The appeal to amend the over 70-year old Japanese constitution comes after years of tensions between Japan and North Korea. The latter has over the past few years tested several ballistic missiles in the area, several of which have often passed over the Japanese mainland. And although, the relationship between the two is thawing of late, difficulties remain. Japan is also apprehensive of Chinese actions in the South China Sea.
Shinzo Abe plans to revise the historically pacifist Japanese constitution in light of these tensions, especially Article 9. The stated article though literally suggesting a ban on the maintenance of armed forces, has been interpreted to allow for the maintenance of a force required for the nation’s self-defence. Any such amendment by PM Abe would lend legitimacy to the Japanese Self-Defence forces, as well as stir up the possibility of maintaining a larger force.
Although PM Abe has indicated that his party will submit a proposal for the amendment by the end of fall in the Diet (Japanese Parliament), the move to revise the constitution may be a risky move. Despite geopolitical tensions, the Japanese public is deeply divided on the issue and so are the LDP’s coalition partners. On the other hand, PM Abe has argued that the move would lend pride to the SDP and help them do their duty to Japan.

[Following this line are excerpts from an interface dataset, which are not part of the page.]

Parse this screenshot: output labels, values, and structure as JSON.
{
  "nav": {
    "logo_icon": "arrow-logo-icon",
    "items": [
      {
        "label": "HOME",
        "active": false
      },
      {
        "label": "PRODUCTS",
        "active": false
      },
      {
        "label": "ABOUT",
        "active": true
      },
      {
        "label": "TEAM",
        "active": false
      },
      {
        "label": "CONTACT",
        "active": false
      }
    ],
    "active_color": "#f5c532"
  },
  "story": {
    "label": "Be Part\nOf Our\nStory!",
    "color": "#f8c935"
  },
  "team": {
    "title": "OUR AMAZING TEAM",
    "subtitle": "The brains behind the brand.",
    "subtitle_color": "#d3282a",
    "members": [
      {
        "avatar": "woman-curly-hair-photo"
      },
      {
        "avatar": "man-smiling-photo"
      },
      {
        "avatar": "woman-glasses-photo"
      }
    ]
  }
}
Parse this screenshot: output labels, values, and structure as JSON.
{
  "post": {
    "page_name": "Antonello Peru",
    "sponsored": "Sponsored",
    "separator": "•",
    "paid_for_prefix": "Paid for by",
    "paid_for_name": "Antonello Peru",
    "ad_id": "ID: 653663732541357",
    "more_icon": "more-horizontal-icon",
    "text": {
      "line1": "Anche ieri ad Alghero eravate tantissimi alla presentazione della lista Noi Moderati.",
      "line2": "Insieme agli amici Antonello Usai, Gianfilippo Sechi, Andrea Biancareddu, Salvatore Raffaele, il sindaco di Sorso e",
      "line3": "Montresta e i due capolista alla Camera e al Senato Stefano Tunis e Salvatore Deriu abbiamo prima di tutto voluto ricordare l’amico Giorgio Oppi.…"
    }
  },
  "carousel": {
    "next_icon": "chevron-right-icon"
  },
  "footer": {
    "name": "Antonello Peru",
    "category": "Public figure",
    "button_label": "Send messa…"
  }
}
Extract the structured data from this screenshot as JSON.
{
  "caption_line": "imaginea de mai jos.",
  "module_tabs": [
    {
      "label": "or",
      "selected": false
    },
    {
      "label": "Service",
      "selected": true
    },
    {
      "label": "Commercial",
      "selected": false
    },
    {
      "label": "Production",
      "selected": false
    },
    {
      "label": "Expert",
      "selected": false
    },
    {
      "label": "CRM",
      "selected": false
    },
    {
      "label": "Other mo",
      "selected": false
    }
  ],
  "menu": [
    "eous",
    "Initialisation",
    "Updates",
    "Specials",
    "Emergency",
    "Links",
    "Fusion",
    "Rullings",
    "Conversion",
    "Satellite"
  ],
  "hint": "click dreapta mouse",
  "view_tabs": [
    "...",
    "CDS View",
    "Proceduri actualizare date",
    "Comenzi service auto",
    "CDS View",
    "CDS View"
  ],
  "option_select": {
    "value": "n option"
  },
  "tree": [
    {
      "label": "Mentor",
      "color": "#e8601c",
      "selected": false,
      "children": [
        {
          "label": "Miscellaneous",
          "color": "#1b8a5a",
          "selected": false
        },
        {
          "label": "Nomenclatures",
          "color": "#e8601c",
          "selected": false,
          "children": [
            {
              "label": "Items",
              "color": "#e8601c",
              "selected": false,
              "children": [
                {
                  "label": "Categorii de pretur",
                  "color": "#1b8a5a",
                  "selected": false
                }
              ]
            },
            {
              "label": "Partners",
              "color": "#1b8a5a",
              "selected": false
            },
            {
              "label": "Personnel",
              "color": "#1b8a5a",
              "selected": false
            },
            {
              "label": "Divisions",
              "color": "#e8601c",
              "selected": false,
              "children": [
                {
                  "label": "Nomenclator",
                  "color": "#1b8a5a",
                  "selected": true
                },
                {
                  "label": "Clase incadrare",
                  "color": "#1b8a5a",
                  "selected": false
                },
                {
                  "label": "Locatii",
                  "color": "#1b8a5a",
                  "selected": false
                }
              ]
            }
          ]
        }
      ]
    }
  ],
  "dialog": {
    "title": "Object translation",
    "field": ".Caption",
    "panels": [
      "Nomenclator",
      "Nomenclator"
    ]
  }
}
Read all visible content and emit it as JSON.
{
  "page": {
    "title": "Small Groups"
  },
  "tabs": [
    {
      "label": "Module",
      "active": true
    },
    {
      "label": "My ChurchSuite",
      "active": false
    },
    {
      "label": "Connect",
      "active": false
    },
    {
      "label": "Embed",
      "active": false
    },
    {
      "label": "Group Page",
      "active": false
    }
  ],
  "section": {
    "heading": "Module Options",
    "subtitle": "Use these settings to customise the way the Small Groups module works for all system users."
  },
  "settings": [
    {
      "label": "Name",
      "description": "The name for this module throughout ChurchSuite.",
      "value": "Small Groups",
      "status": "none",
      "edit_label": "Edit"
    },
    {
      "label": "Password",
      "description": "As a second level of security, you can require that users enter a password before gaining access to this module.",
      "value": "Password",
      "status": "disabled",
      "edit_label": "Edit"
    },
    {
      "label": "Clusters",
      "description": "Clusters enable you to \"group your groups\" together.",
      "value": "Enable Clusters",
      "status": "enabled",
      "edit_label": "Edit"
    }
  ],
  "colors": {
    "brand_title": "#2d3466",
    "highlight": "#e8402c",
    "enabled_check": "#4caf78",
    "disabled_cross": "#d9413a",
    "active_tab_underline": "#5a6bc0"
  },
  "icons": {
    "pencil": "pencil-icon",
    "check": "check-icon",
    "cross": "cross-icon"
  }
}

The leadership elections on the 20th of this month between Abe and Ishiba may just determine the future of Japan’s foreign policy as well as whether the country will continue expanding its armed forces.